[Items from an interface collection]
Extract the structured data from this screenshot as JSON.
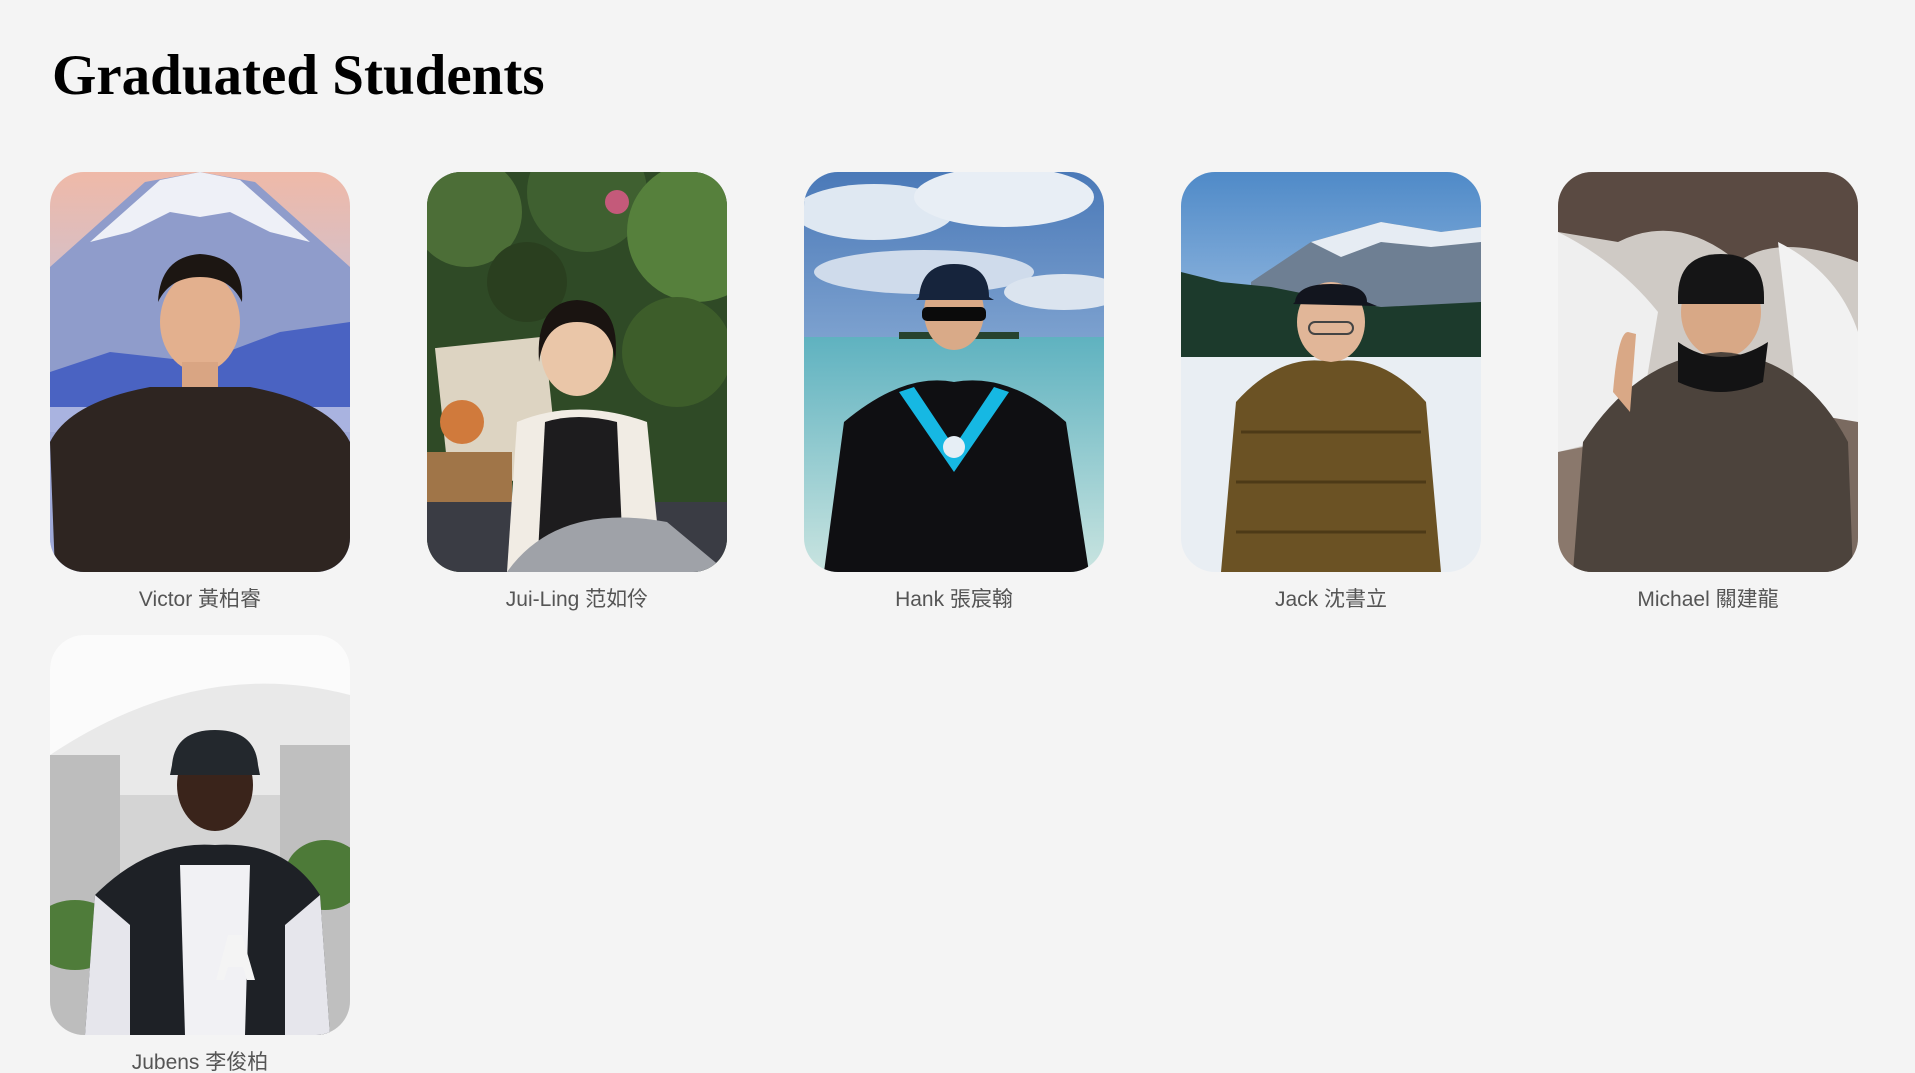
{
  "page": {
    "title": "Graduated Students"
  },
  "students": [
    {
      "name": "Victor 黃柏睿"
    },
    {
      "name": "Jui-Ling 范如伶"
    },
    {
      "name": "Hank 張宸翰"
    },
    {
      "name": "Jack 沈書立"
    },
    {
      "name": "Michael 關建龍"
    },
    {
      "name": "Jubens 李俊柏"
    }
  ]
}
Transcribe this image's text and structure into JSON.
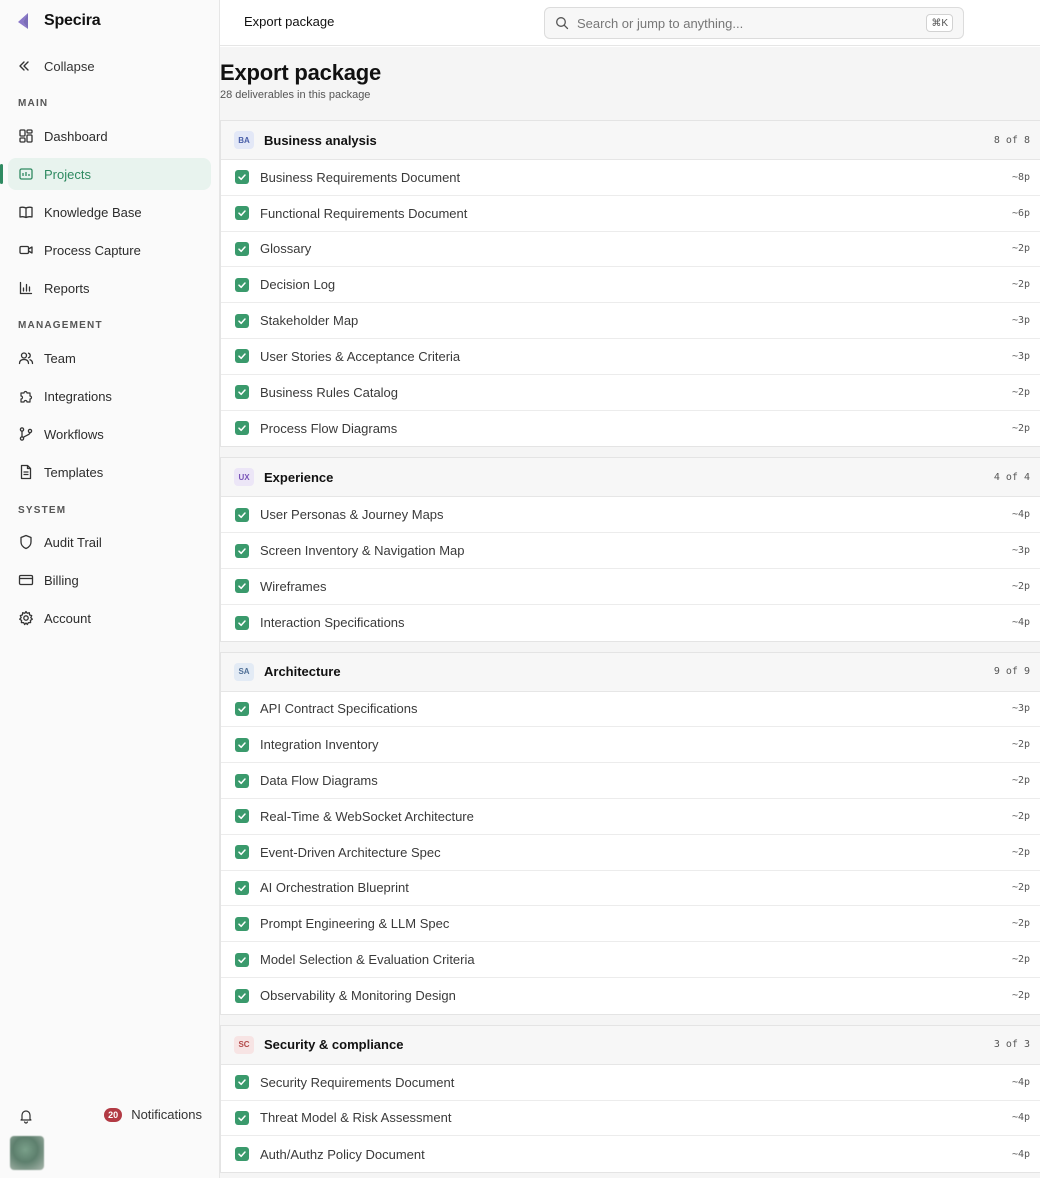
{
  "app": {
    "name": "Specira"
  },
  "sidebar": {
    "collapse_label": "Collapse",
    "sections": {
      "main": "MAIN",
      "management": "MANAGEMENT",
      "system": "SYSTEM"
    },
    "items": [
      {
        "label": "Dashboard",
        "icon": "grid-icon"
      },
      {
        "label": "Projects",
        "icon": "projects-icon",
        "active": true
      },
      {
        "label": "Knowledge Base",
        "icon": "book-icon"
      },
      {
        "label": "Process Capture",
        "icon": "video-icon"
      },
      {
        "label": "Reports",
        "icon": "bar-chart-icon"
      },
      {
        "label": "Team",
        "icon": "users-icon"
      },
      {
        "label": "Integrations",
        "icon": "puzzle-icon"
      },
      {
        "label": "Workflows",
        "icon": "git-branch-icon"
      },
      {
        "label": "Templates",
        "icon": "file-text-icon"
      },
      {
        "label": "Audit Trail",
        "icon": "shield-icon"
      },
      {
        "label": "Billing",
        "icon": "credit-card-icon"
      },
      {
        "label": "Account",
        "icon": "gear-icon"
      }
    ],
    "notifications": {
      "count": "20",
      "label": "Notifications"
    }
  },
  "topbar": {
    "title": "Export package",
    "search_placeholder": "Search or jump to anything...",
    "shortcut": "⌘K"
  },
  "page": {
    "title": "Export package",
    "subtitle": "28 deliverables in this package"
  },
  "colors": {
    "accent": "#2f8a61",
    "check": "#3a9a6c",
    "notification_badge": "#b23a44"
  },
  "groups": [
    {
      "badge": "BA",
      "badge_bg": "#e3e8f7",
      "badge_fg": "#4a5fa8",
      "name": "Business analysis",
      "count": "8 of 8",
      "items": [
        {
          "label": "Business Requirements Document",
          "pages": "~8p"
        },
        {
          "label": "Functional Requirements Document",
          "pages": "~6p"
        },
        {
          "label": "Glossary",
          "pages": "~2p"
        },
        {
          "label": "Decision Log",
          "pages": "~2p"
        },
        {
          "label": "Stakeholder Map",
          "pages": "~3p"
        },
        {
          "label": "User Stories & Acceptance Criteria",
          "pages": "~3p"
        },
        {
          "label": "Business Rules Catalog",
          "pages": "~2p"
        },
        {
          "label": "Process Flow Diagrams",
          "pages": "~2p"
        }
      ]
    },
    {
      "badge": "UX",
      "badge_bg": "#ece6f7",
      "badge_fg": "#7a55b8",
      "name": "Experience",
      "count": "4 of 4",
      "items": [
        {
          "label": "User Personas & Journey Maps",
          "pages": "~4p"
        },
        {
          "label": "Screen Inventory & Navigation Map",
          "pages": "~3p"
        },
        {
          "label": "Wireframes",
          "pages": "~2p"
        },
        {
          "label": "Interaction Specifications",
          "pages": "~4p"
        }
      ]
    },
    {
      "badge": "SA",
      "badge_bg": "#e3ebf5",
      "badge_fg": "#4f6f96",
      "name": "Architecture",
      "count": "9 of 9",
      "items": [
        {
          "label": "API Contract Specifications",
          "pages": "~3p"
        },
        {
          "label": "Integration Inventory",
          "pages": "~2p"
        },
        {
          "label": "Data Flow Diagrams",
          "pages": "~2p"
        },
        {
          "label": "Real-Time & WebSocket Architecture",
          "pages": "~2p"
        },
        {
          "label": "Event-Driven Architecture Spec",
          "pages": "~2p"
        },
        {
          "label": "AI Orchestration Blueprint",
          "pages": "~2p"
        },
        {
          "label": "Prompt Engineering & LLM Spec",
          "pages": "~2p"
        },
        {
          "label": "Model Selection & Evaluation Criteria",
          "pages": "~2p"
        },
        {
          "label": "Observability & Monitoring Design",
          "pages": "~2p"
        }
      ]
    },
    {
      "badge": "SC",
      "badge_bg": "#f7e4e4",
      "badge_fg": "#b34a4a",
      "name": "Security & compliance",
      "count": "3 of 3",
      "items": [
        {
          "label": "Security Requirements Document",
          "pages": "~4p"
        },
        {
          "label": "Threat Model & Risk Assessment",
          "pages": "~4p"
        },
        {
          "label": "Auth/Authz Policy Document",
          "pages": "~4p"
        }
      ]
    }
  ]
}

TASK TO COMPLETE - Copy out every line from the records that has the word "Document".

FINISHED EXERCISE -
          "label": "Business Requirements Document",
          "label": "Functional Requirements Document",
          "label": "Security Requirements Document",
          "label": "Auth/Authz Policy Document",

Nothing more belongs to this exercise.